Thought: “This is a great time to escape the tyranny of the ego. Do something that is tangibly unselfish and for others. It can be tiny – giving them a call or doing the shopping. Helping others is known to be beneficial to overall health and boosts oxytocin levels.” Professor Robertson.
If you are a parent working from home for the first time and have young children running around at home and screaming outside the door, get yourself some top noise cancelling earphones. Set rules, and get them to help you out. Explain to them carefully that you are in your “new” office and that you will play with them at lunchtime: or when you are “home” from the office.

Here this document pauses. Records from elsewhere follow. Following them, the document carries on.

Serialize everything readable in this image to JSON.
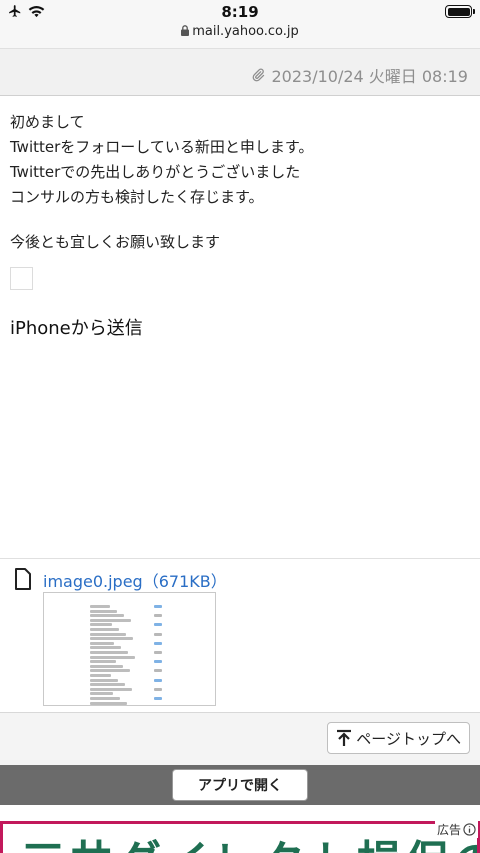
{
  "status_bar": {
    "time": "8:19",
    "url": "mail.yahoo.co.jp"
  },
  "header": {
    "date": "2023/10/24 火曜日 08:19"
  },
  "mail": {
    "lines": [
      "初めまして",
      "Twitterをフォローしている新田と申します。",
      "Twitterでの先出しありがとうございました",
      "コンサルの方も検討したく存じます。"
    ],
    "closing": "今後とも宜しくお願い致します",
    "signature": "iPhoneから送信"
  },
  "attachment": {
    "file_name": "image0.jpeg（671KB）"
  },
  "footer": {
    "page_top_label": "ページトップへ",
    "open_app_label": "アプリで開く",
    "ad_label": "広告",
    "ad_banner_text": "三井ダイレクト損保の"
  }
}
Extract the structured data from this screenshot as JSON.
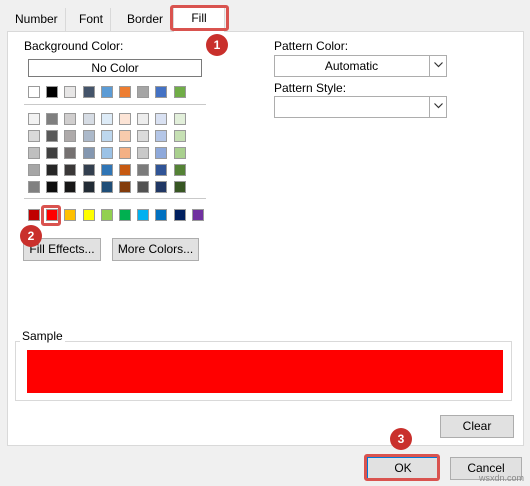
{
  "tabs": [
    "Number",
    "Font",
    "Border",
    "Fill"
  ],
  "background_color_label": "Background Color:",
  "no_color_label": "No Color",
  "palette": {
    "top_row": [
      "#ffffff",
      "#000000",
      "#e7e6e6",
      "#44546a",
      "#5b9bd5",
      "#ed7d31",
      "#a5a5a5",
      "#4472c4",
      "#70ad47"
    ],
    "theme_rows": [
      [
        "#f2f2f2",
        "#7f7f7f",
        "#d0cece",
        "#d6dce4",
        "#ddebf7",
        "#fce4d6",
        "#ededed",
        "#d9e1f2",
        "#e2efda"
      ],
      [
        "#d9d9d9",
        "#595959",
        "#aeaaaa",
        "#acb9ca",
        "#bdd7ee",
        "#f8cbad",
        "#dbdbdb",
        "#b4c6e7",
        "#c6e0b4"
      ],
      [
        "#bfbfbf",
        "#404040",
        "#757171",
        "#8497b0",
        "#9bc2e6",
        "#f4b084",
        "#c9c9c9",
        "#8ea9db",
        "#a9d08e"
      ],
      [
        "#a6a6a6",
        "#262626",
        "#3a3838",
        "#333f4f",
        "#2f75b5",
        "#c65911",
        "#7b7b7b",
        "#305496",
        "#548235"
      ],
      [
        "#808080",
        "#0d0d0d",
        "#171616",
        "#222b35",
        "#1f4e78",
        "#833c0c",
        "#525252",
        "#203764",
        "#375623"
      ]
    ],
    "standard_row": [
      "#c00000",
      "#ff0000",
      "#ffc000",
      "#ffff00",
      "#92d050",
      "#00b050",
      "#00b0f0",
      "#0070c0",
      "#002060",
      "#7030a0"
    ]
  },
  "fill_effects_label": "Fill Effects...",
  "more_colors_label": "More Colors...",
  "pattern_color_label": "Pattern Color:",
  "pattern_color_value": "Automatic",
  "pattern_style_label": "Pattern Style:",
  "pattern_style_value": "",
  "sample_label": "Sample",
  "sample_color": "#ff0000",
  "clear_label": "Clear",
  "ok_label": "OK",
  "cancel_label": "Cancel",
  "markers": [
    "1",
    "2",
    "3"
  ],
  "watermark": "wsxdn.com"
}
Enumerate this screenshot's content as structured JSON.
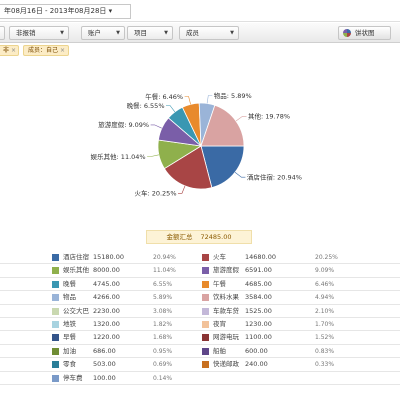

Thought: “Don’t ever tell children off for being noisy. They will sense these are strange times and will need to feel secure too. Put a sign on the door maybe, saying ‘My Office’ and ask them to knock first. Make this new norm fun for them.” Maggie Pagano, me, from past experience of working from home.
9) PLAGUE DIARY.
Keeping a diary is known to help emotional health and give us a sense of continuity and history. Skip writing the novel about pandemics, for now anyway: there will be hundreds of them.
Thought: “Humans forget quickly so having a record of this extraordinary time will be fascinating and valuable.” Professor Robertson
10) WATCH YES MINISTER.
If all else fails, put the British Whitehall satire Yes Minister on repeat, put your feet up and pour yourself a whisky or wine. Stop being busy. And start reading those books you promised to read which have been patiently waiting for you on the shelf.
Thought: “There are 38 episodes of Yes Minister and Yes Prime Prime Minister. That’s quite a lot of wine and whisky. I’m trying to pace myself.” Iain Martin, editor of Reaction.